▶ _Exercise directions_: For this exercise, copy all the data exactly and include none of the pictures.

▶ _Records for processing_:
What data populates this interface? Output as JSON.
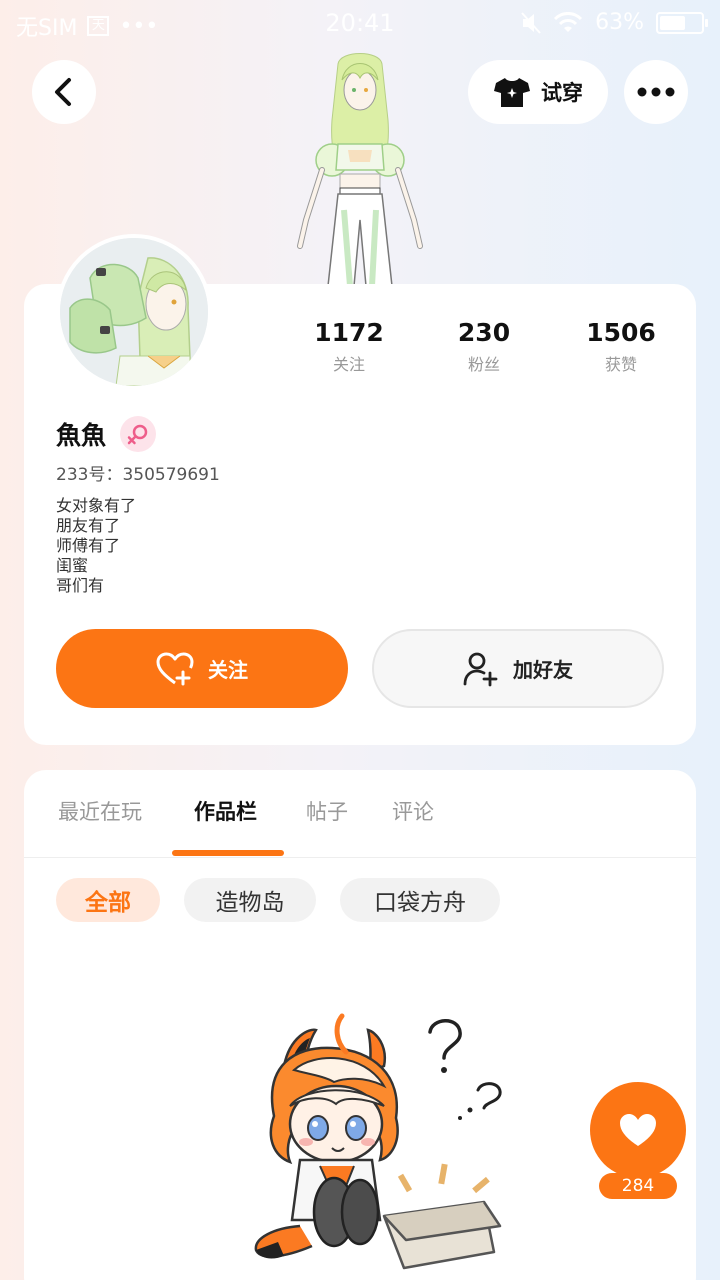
{
  "status_bar": {
    "carrier": "无SIM",
    "sim_icon_text": "天",
    "time": "20:41",
    "battery_text": "63%",
    "battery_level": 0.63
  },
  "header": {
    "try_on_label": "试穿"
  },
  "profile": {
    "stats": [
      {
        "value": "1172",
        "label": "关注"
      },
      {
        "value": "230",
        "label": "粉丝"
      },
      {
        "value": "1506",
        "label": "获赞"
      }
    ],
    "nickname": "魚魚",
    "gender": "female",
    "uid": "233号：350579691",
    "bio_lines": [
      "女对象有了",
      "朋友有了",
      "师傅有了",
      "闺蜜",
      "哥们有"
    ],
    "follow_label": "关注",
    "add_friend_label": "加好友"
  },
  "content": {
    "tabs": [
      "最近在玩",
      "作品栏",
      "帖子",
      "评论"
    ],
    "active_tab": 1,
    "chips": [
      "全部",
      "造物岛",
      "口袋方舟"
    ],
    "active_chip": 0
  },
  "floating_like": {
    "count": "284"
  },
  "colors": {
    "accent": "#fc7514",
    "accent_light": "#ffe8dc",
    "gender_badge": "#fde3ea",
    "gender_symbol": "#ee5d8a"
  },
  "icons": {
    "back": "chevron-left-icon",
    "try_on": "tshirt-icon",
    "more": "more-dots-icon",
    "gender": "female-icon",
    "follow": "heart-plus-icon",
    "add_friend": "user-plus-icon",
    "like": "heart-icon"
  }
}
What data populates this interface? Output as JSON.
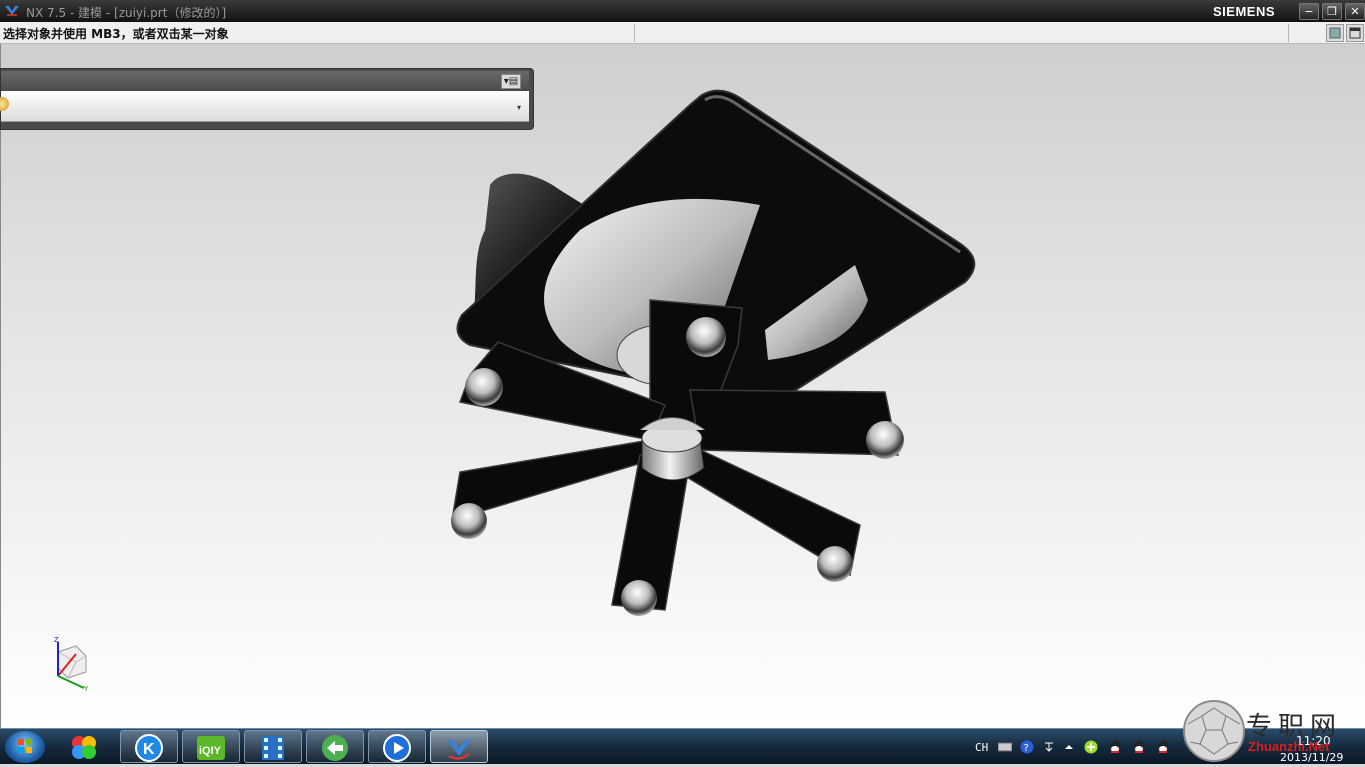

▶ _Answer to the problem_:
What data populates this interface? Output as JSON.
{
  "status_bar": {
    "carrier": "无SIM",
    "sim_icon_text": "天",
    "time": "20:41",
    "battery_text": "63%",
    "battery_level": 0.63
  },
  "header": {
    "try_on_label": "试穿"
  },
  "profile": {
    "stats": [
      {
        "value": "1172",
        "label": "关注"
      },
      {
        "value": "230",
        "label": "粉丝"
      },
      {
        "value": "1506",
        "label": "获赞"
      }
    ],
    "nickname": "魚魚",
    "gender": "female",
    "uid": "233号：350579691",
    "bio_lines": [
      "女对象有了",
      "朋友有了",
      "师傅有了",
      "闺蜜",
      "哥们有"
    ],
    "follow_label": "关注",
    "add_friend_label": "加好友"
  },
  "content": {
    "tabs": [
      "最近在玩",
      "作品栏",
      "帖子",
      "评论"
    ],
    "active_tab": 1,
    "chips": [
      "全部",
      "造物岛",
      "口袋方舟"
    ],
    "active_chip": 0
  },
  "floating_like": {
    "count": "284"
  },
  "colors": {
    "accent": "#fc7514",
    "accent_light": "#ffe8dc",
    "gender_badge": "#fde3ea",
    "gender_symbol": "#ee5d8a"
  },
  "icons": {
    "back": "chevron-left-icon",
    "try_on": "tshirt-icon",
    "more": "more-dots-icon",
    "gender": "female-icon",
    "follow": "heart-plus-icon",
    "add_friend": "user-plus-icon",
    "like": "heart-icon"
  }
}
What data populates this interface? Output as JSON.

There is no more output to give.